-- YOUR ASSIGNMENT --
Go through the data and say how many lines include the string "https"; return only the figure.
____
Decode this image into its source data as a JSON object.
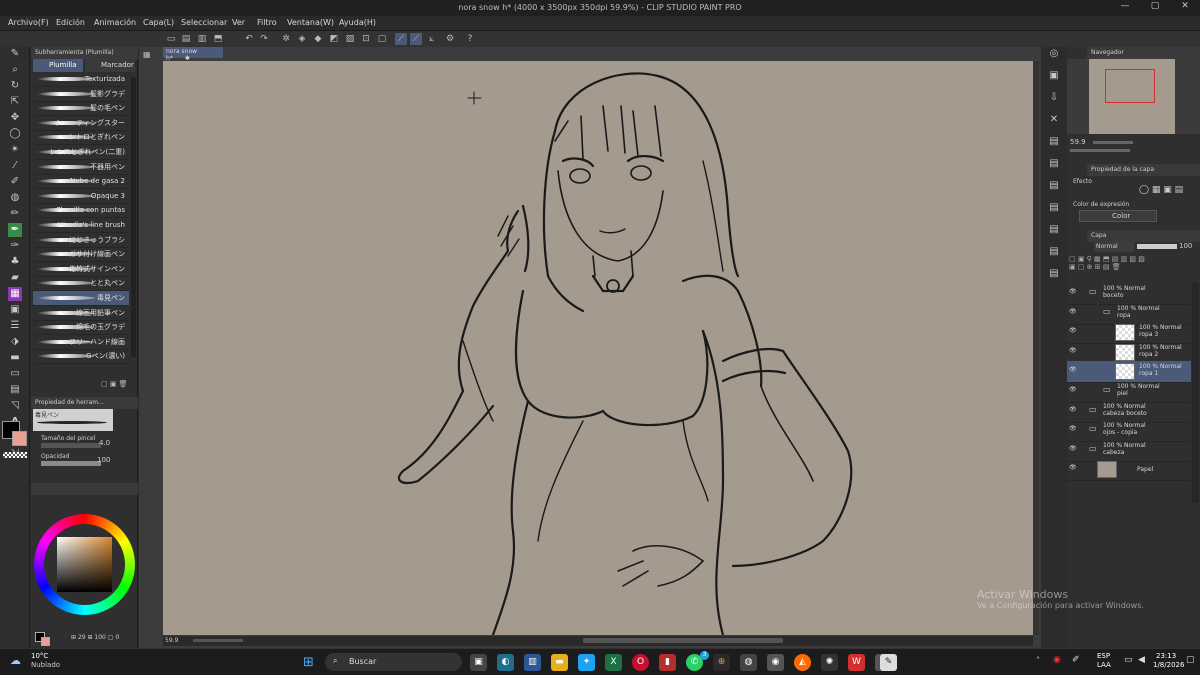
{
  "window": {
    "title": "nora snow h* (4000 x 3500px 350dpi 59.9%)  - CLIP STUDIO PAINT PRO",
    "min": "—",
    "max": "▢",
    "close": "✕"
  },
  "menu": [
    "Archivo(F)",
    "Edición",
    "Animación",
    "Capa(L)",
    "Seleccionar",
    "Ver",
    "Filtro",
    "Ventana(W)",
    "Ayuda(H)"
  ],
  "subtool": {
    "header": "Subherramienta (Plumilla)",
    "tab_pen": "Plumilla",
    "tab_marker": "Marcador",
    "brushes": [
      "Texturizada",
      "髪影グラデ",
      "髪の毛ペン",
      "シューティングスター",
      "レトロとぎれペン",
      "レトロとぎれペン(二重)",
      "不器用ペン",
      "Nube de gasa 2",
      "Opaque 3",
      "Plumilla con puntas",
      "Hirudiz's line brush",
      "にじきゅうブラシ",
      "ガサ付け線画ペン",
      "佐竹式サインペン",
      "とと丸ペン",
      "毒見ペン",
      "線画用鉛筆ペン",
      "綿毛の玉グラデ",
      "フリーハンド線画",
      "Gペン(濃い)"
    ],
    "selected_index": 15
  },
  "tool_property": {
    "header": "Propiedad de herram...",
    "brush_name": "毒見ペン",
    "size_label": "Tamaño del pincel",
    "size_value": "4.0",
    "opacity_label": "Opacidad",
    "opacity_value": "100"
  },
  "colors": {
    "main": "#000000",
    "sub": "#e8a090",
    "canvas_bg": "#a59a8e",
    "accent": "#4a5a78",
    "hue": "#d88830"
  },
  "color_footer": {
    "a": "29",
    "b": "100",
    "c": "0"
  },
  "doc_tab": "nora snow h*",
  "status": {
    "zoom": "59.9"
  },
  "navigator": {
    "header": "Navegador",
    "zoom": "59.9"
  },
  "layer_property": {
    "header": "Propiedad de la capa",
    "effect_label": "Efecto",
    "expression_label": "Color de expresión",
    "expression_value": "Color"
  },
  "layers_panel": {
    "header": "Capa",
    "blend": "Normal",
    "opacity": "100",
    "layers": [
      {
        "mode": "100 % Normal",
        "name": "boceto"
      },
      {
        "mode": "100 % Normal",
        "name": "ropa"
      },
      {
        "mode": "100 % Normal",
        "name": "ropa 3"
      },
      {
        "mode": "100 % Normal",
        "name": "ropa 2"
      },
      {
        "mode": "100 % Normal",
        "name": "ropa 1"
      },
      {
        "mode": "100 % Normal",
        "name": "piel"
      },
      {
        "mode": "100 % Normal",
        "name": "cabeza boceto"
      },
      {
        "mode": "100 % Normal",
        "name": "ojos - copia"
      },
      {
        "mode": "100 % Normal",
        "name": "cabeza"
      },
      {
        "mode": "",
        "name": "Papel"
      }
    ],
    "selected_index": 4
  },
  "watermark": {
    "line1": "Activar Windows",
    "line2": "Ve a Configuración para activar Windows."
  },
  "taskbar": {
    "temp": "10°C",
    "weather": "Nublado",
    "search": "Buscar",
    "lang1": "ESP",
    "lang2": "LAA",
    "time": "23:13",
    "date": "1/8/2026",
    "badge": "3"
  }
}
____
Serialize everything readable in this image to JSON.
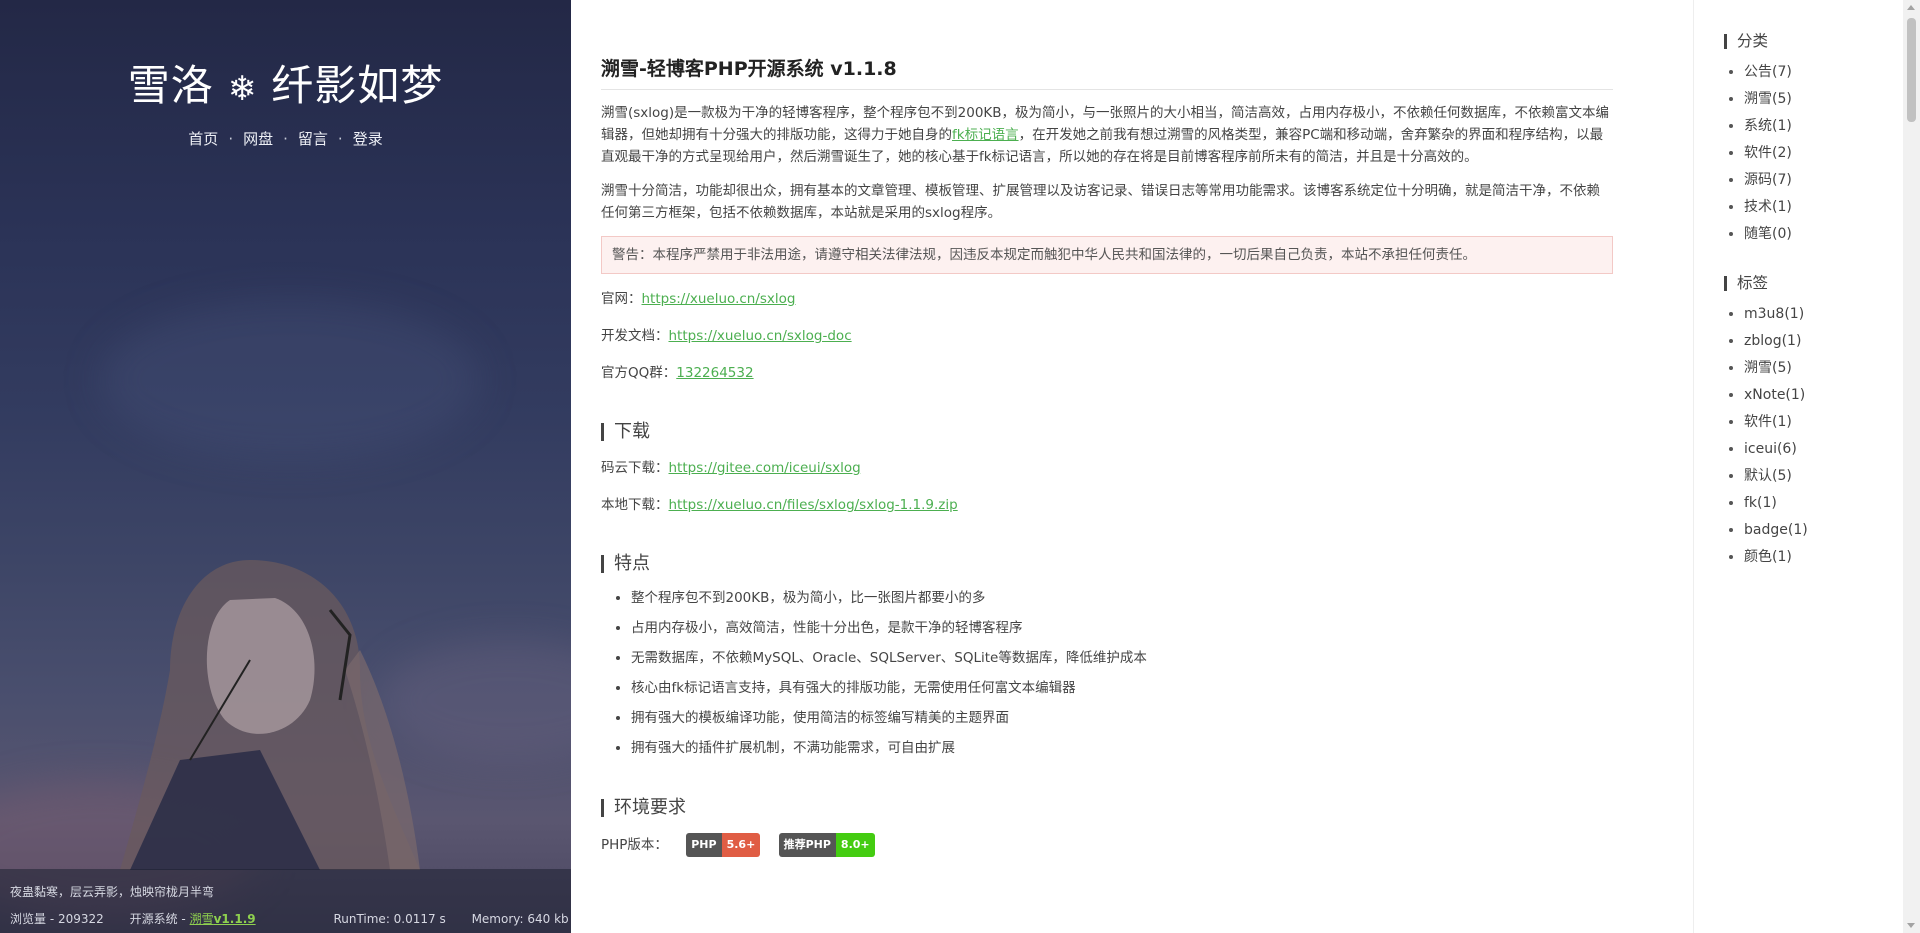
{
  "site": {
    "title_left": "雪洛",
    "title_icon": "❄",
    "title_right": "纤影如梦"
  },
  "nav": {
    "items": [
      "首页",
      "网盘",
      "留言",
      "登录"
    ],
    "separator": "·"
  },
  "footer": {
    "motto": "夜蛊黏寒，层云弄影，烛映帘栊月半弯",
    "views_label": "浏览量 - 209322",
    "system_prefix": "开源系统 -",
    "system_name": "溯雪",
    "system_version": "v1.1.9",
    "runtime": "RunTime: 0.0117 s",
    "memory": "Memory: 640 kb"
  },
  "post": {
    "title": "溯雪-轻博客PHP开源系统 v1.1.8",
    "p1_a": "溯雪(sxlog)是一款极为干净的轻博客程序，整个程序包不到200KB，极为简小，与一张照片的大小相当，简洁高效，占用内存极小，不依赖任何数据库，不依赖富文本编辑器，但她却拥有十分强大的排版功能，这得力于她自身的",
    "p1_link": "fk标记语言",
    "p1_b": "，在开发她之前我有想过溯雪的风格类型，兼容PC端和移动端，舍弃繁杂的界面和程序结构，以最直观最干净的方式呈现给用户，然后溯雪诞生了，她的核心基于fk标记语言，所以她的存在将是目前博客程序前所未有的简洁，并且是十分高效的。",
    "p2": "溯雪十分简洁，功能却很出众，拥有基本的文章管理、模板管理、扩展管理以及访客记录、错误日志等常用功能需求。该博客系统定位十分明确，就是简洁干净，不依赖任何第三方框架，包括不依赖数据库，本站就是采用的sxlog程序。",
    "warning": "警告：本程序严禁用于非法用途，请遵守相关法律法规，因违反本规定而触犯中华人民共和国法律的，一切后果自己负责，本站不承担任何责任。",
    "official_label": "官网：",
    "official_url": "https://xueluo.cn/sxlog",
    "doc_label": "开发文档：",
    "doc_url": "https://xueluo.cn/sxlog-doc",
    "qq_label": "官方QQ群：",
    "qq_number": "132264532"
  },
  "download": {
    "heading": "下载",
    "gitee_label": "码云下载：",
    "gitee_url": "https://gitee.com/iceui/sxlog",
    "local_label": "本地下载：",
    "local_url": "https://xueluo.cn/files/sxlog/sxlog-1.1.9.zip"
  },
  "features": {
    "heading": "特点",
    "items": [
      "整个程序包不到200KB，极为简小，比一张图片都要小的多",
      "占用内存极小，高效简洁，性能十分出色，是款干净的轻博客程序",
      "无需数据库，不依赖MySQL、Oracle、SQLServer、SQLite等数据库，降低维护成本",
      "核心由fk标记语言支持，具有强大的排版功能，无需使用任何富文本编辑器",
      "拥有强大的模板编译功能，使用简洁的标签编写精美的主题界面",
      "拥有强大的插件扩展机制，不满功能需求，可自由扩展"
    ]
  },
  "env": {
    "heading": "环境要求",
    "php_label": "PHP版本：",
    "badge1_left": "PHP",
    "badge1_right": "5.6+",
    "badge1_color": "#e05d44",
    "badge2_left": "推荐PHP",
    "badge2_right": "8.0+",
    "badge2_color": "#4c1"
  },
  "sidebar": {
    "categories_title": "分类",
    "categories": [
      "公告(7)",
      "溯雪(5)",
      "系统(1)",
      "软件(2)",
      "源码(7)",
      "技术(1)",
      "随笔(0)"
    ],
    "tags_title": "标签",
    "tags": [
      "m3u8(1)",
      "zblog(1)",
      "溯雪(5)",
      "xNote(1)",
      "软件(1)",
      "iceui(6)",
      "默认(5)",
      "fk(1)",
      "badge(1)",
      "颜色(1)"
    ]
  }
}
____
-- THE ANSWER --
4